In our teens Jackie and I would regularly catch three buses to go and visit our grandparents – sometimes together and sometimes alone. And not just out of a sense of duty. For some perverse reason (nobody else understood this) I was drawn to my grandmother. I acquired a taste for her cynicism and vitriolic wit, although the conversation was always one-way.
Sadie became overweight, with the largest breasts I had ever seen. She was mildly diabetic but had a sweet tooth, so Jackie and I took her gifts of diabetic chocolate and jars of jam hunted down in various chemists (not great places for confectionary). She became obsessed with her health and treated us to a regularly updated gazette of her pathologies, from head to toe, on every visit. I found it all fascinating.
In her old age Sadie erected such a dark filter around herself that you had to climb over her in order to get a clearer picture of the world. I don’t even want to begin to imagine what it must be like to lose one’s child, and I suppose the death of her devoted but unappreciated son must have dealt her a colossal blow.
One day she said to me "I’m tired and I don’t want to be alive any more”, and within two weeks she wasn’t.
Although no doubt you would comprehend, I doubt whether you would appreciate my saying that it was these very plagues: the chilblains, the varicose veins, the piles, the backache from hauling your vast bosom around, the headaches caused by repressed marital resentment, together with all your other woes and - it has to be said - your stories of pre-war France, your divine culinary skills and the fact that you always smelled of chicken soup - which enrich my memory and carry me back to my childhood.

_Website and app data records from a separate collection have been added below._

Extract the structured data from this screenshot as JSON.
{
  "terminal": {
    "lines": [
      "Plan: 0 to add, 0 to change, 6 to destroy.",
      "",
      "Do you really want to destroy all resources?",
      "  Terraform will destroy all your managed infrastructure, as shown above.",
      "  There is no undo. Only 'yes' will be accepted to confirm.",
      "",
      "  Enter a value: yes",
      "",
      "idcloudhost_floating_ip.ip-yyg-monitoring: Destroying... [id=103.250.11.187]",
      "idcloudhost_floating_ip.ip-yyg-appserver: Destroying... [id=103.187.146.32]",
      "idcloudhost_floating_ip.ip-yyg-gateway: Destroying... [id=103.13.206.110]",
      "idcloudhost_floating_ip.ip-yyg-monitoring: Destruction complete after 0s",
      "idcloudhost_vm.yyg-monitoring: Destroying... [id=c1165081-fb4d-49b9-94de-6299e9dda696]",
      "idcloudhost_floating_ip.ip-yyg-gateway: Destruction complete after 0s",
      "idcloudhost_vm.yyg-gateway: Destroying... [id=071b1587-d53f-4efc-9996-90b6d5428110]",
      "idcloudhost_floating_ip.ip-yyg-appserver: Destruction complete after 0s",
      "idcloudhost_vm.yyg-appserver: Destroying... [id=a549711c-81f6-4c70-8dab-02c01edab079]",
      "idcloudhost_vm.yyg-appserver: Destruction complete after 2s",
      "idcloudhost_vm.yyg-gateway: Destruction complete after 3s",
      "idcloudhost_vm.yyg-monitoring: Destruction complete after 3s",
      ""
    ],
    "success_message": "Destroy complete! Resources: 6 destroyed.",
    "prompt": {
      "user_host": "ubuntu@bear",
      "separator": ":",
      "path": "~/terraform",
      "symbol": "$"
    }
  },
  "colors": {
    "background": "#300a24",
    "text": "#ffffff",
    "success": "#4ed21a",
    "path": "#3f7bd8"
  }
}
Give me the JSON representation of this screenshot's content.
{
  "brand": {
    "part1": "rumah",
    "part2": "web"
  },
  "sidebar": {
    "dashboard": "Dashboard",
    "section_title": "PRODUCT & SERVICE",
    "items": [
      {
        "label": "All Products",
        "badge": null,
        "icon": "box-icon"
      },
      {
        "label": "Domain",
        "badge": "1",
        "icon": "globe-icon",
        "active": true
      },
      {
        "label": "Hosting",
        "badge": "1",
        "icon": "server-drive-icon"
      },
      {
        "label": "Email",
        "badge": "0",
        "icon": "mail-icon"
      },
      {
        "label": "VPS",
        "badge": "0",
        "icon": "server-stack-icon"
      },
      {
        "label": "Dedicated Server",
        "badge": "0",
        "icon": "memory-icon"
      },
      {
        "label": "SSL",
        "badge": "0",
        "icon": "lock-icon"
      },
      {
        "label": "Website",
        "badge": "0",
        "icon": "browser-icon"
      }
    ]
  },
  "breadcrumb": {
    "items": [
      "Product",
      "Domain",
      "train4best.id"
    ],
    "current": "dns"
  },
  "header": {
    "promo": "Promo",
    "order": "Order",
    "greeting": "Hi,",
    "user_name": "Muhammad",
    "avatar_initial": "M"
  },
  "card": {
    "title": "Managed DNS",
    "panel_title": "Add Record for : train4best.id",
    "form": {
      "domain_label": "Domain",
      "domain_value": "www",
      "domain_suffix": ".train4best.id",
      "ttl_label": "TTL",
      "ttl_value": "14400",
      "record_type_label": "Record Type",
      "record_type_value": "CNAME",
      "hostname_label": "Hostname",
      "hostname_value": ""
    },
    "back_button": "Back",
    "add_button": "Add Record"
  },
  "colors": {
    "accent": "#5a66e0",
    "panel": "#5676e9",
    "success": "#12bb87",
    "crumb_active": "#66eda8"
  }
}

I visited Grandma’s grave a few years ago and was surprised and delighted when she leapt almost fully fleshed out of her grave and said hello to me and for a moment I could hear, touch, smell and love her again.